##### RECORDS FOR THIS EXERCISE

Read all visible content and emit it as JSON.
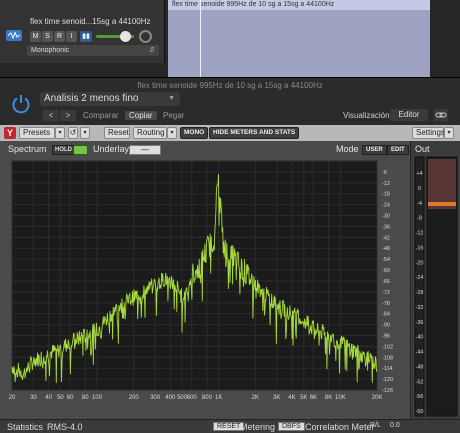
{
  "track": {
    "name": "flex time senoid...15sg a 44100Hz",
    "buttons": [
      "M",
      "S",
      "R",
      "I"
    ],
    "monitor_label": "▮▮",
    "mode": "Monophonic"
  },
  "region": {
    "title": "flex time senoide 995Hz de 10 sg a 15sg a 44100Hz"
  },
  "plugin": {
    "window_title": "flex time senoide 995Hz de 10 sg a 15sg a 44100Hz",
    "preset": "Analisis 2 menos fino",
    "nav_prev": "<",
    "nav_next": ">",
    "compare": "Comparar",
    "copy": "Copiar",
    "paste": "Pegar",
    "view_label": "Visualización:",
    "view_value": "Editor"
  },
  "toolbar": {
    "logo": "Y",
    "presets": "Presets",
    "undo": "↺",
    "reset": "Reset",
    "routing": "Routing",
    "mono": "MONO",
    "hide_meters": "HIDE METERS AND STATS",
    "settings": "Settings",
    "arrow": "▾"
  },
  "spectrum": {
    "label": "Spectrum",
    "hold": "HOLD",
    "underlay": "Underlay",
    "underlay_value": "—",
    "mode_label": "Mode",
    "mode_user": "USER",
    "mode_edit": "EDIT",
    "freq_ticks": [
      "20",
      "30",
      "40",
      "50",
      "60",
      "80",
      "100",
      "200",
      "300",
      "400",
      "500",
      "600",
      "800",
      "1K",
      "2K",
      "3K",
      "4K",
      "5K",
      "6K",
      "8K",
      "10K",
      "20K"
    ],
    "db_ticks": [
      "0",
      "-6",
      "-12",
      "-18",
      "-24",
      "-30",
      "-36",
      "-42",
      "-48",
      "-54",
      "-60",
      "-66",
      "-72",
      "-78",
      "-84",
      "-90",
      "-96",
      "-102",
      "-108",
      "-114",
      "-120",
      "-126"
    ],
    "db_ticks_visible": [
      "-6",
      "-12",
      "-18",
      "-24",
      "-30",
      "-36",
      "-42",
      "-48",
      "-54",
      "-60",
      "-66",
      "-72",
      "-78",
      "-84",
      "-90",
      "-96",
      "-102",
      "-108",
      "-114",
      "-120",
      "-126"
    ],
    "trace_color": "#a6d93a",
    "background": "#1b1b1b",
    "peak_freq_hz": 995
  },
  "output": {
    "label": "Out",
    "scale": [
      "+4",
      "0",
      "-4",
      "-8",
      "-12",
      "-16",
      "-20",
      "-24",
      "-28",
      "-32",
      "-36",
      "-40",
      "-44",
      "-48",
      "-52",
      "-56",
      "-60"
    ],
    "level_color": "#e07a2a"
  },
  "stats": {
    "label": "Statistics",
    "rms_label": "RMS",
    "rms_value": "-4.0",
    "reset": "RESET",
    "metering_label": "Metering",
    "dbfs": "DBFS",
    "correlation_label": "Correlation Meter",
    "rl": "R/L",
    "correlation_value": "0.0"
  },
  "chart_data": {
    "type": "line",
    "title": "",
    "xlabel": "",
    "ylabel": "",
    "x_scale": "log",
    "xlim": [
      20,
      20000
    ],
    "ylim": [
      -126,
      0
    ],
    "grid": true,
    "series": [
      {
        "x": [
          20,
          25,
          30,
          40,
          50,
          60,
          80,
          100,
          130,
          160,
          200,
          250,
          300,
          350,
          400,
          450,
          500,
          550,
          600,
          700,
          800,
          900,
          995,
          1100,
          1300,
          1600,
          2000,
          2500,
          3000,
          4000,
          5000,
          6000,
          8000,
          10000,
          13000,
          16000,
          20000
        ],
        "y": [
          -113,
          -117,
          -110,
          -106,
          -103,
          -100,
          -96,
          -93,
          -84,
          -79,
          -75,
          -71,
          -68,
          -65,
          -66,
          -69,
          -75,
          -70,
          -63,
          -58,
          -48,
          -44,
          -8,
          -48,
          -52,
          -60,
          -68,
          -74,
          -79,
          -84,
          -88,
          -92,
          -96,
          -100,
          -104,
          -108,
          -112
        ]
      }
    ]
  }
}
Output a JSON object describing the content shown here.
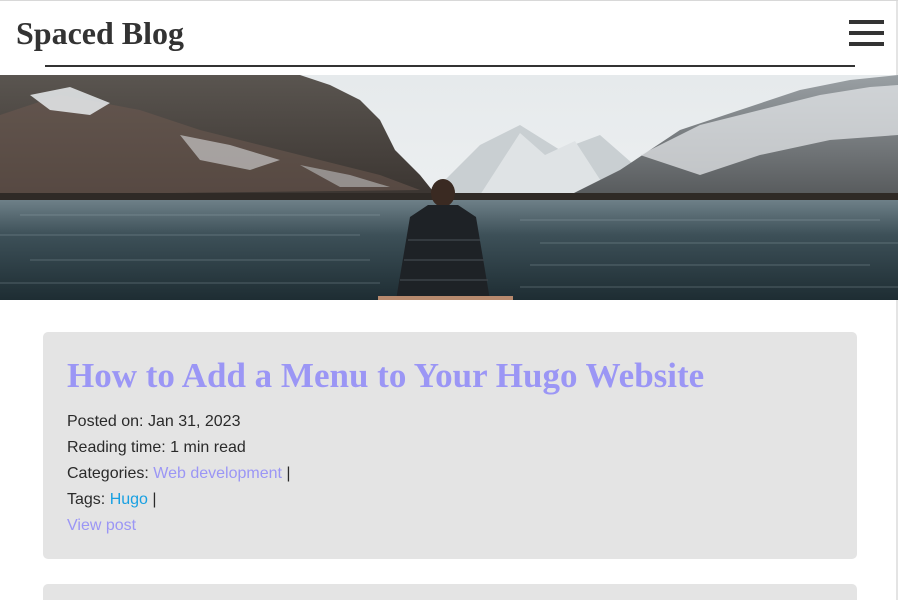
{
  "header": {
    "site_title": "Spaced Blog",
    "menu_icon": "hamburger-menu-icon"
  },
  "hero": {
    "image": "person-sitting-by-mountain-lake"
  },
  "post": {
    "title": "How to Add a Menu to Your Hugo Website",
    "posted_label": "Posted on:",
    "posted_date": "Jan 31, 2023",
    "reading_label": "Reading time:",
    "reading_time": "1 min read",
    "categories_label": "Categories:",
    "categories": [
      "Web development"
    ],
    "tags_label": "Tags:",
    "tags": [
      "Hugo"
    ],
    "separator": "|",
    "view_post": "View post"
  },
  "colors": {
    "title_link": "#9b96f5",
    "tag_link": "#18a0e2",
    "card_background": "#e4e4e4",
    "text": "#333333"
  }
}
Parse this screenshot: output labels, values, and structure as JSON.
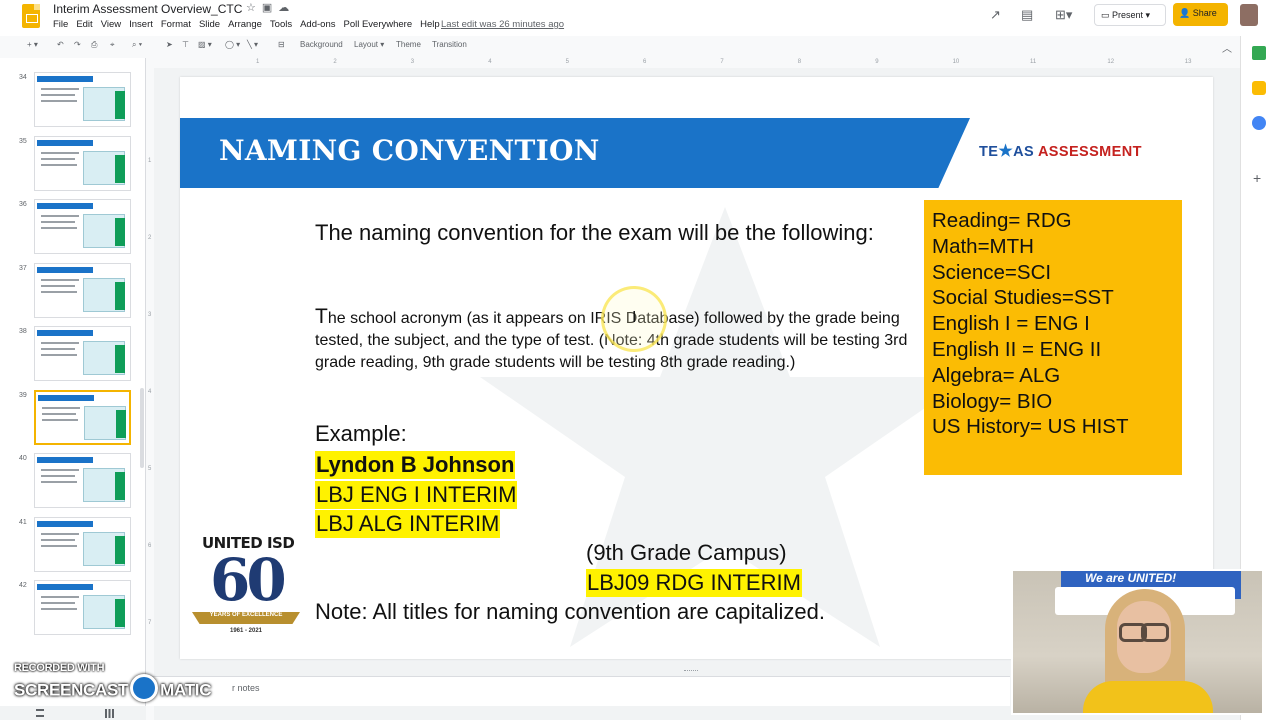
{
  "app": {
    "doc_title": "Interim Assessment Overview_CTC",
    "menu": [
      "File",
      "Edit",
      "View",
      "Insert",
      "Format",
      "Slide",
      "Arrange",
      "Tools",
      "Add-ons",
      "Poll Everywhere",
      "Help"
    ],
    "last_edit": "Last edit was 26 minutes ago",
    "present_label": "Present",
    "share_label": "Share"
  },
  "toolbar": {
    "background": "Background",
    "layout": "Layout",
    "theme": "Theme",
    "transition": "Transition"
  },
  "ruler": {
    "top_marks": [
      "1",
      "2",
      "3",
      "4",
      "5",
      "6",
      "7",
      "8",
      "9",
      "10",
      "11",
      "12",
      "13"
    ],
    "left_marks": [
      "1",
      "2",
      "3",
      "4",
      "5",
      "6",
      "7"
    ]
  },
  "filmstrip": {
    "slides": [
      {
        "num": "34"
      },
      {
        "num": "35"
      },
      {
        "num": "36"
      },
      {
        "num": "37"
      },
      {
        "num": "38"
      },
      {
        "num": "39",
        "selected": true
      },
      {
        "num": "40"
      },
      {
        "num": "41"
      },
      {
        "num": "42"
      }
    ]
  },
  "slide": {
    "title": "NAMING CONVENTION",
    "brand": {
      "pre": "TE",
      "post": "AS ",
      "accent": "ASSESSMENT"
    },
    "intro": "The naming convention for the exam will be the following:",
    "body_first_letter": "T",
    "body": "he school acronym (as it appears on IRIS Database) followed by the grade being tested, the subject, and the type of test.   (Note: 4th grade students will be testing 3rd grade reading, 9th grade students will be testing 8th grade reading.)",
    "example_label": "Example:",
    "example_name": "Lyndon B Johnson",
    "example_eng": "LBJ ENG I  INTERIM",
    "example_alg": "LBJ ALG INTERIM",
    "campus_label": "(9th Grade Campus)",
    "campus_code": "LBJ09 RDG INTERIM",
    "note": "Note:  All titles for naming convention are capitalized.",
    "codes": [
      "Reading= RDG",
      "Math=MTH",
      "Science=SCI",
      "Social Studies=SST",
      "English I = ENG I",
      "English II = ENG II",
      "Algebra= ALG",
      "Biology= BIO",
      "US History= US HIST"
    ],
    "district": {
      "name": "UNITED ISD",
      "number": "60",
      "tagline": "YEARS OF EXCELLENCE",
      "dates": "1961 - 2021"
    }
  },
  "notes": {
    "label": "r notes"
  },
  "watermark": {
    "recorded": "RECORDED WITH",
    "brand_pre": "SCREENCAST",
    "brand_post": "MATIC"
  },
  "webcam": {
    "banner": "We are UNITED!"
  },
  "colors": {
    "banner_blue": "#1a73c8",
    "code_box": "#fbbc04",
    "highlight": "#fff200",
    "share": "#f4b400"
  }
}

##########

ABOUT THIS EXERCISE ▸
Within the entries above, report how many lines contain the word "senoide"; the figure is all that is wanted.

YOUR RESPONSE ▸
2